The Madrasas should play a vital role in Jan Siksha Abhiyan. In fact, they have enhanced literacy figures among the Muslims considerably. There are above thirty thousand Madrasas in the country – the largest non-governmental effort by an impoverished community in the field of education in history. Most of these Madrasas which cater to poor and destitute children also provide, besides meals, books and clothing, and expenditure on home travel. Since a large number of these Madrasas go only upto middle and secondary level, there is a strong case of roping them in Jan Siksha Abhiyan and with the introduction of few more subjects, establish their equivalence with the institutions of mainstream education. The states of Bihar, Bengal and Uttar Pradesh has Madarsa Boards, which has registered a number of Madrasas. These Boards should register the remaining Madrasas and other states should follow their example. In view of the service being rendered by these Madrasas in educating the most uneducated community, it is imperative that these should get public financial support. The management of the Madrasas should be encouraged and guided by these Boards to examine a fresh their curricula and syllabi and introduce new subjects of contemporary nature, social and natural sciences to raise a generation of well-informed citizens.
There are a few hundred Madrasas where the standards are quite high and which teach upto Alim and Fazil stage. Some Universities notably. Aligarh, Agra, Jamia Milla, Jamia Hamdard and Lucknow have established equivalence of the Madrasa degrees with their own after the Madrasa students pass examination in one subject of the University. This provides for lateral entry of the Madrasa students in the mainstream education. This will be good for these students and good for the country.
There is no arrangement for Teachers’ training for Madrasa faculty. A detailed programme should be implemented and funded by the government in this regard. This will not only improve the quality and content of the Madrasa syllabi, but will also remove many misgivings in the mind of some people. These trained teachers will raise the standard of instructions and will also help improve the chances of the lateral entry of these students at appropriate levels, in the mainstream education.

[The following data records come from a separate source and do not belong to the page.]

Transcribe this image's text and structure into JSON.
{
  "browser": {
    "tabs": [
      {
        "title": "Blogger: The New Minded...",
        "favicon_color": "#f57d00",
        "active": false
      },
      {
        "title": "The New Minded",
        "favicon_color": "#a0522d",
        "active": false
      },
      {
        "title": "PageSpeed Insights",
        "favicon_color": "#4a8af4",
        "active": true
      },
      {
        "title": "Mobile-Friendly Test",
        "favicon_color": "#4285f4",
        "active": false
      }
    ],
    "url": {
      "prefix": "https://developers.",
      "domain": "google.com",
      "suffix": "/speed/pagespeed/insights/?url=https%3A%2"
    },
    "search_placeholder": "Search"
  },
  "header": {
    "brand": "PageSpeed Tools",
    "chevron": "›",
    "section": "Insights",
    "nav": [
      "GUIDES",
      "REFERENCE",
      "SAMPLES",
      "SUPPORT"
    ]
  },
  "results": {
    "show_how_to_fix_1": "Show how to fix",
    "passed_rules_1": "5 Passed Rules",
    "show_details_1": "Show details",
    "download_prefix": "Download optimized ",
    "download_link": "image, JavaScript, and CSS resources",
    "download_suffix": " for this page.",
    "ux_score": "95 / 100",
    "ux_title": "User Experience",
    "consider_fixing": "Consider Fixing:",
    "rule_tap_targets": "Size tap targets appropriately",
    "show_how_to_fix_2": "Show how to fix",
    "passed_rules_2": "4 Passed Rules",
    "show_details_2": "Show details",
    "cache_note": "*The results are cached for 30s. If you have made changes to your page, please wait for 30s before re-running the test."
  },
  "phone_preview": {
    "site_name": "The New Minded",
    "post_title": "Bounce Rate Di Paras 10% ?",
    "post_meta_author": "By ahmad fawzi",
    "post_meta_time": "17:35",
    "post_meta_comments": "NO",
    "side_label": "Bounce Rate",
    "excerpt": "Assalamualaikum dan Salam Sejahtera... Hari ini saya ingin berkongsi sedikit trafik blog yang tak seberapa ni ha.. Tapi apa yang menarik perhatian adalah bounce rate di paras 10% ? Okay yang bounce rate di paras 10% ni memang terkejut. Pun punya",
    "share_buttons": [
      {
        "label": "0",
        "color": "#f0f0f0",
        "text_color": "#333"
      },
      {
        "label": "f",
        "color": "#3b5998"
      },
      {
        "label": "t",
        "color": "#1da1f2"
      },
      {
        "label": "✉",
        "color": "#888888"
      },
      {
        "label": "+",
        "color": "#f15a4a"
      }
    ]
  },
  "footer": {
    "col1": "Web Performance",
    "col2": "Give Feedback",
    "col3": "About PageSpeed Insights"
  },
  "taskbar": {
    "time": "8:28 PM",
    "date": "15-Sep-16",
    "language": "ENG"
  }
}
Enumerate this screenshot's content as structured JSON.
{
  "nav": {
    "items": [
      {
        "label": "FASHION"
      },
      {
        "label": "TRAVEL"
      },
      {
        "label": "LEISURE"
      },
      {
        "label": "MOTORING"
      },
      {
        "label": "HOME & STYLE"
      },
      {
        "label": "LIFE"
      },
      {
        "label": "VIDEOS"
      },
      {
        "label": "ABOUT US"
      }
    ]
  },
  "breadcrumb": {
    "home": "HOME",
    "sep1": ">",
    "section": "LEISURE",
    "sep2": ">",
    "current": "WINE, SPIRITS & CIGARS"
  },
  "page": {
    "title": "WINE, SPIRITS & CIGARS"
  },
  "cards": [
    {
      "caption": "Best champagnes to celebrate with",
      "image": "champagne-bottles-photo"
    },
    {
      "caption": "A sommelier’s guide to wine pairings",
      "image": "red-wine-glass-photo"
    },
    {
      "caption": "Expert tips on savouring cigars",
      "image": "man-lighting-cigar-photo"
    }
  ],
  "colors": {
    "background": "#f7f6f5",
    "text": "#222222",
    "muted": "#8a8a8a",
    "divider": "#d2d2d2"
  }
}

The process of getting educational loans for students in general and Muslim students in particular is very cumbersome. It will be an eye-opener to find out what percentage of such loans have gone to Muslim students. One reason is the fact that Muslim are not able to provide collateral security to the banks for such loans. The banks appear to be reluctant to provide loans to Muslim students without an iron clad security in spite of the Govt. orders to the country. The result is that even those Muslim students who qualify for admission to professional courses are not able to get loan from the banks and are forced to drop out. As a matter of state policy, the students who get admission to professional courses should get interest-free bank loans on the sovereign guarantee of the state and economic status of the parents should not matter in these cases. This will not cost much but will remove a great impediment in the way of poor Muslim students.
The author is a retired Indian Police Service officer and retired former Vice-Chancellor of Agra University. Currently he is a visiting Professor of Political Science in Jamia Millia Islamia, New Delhi.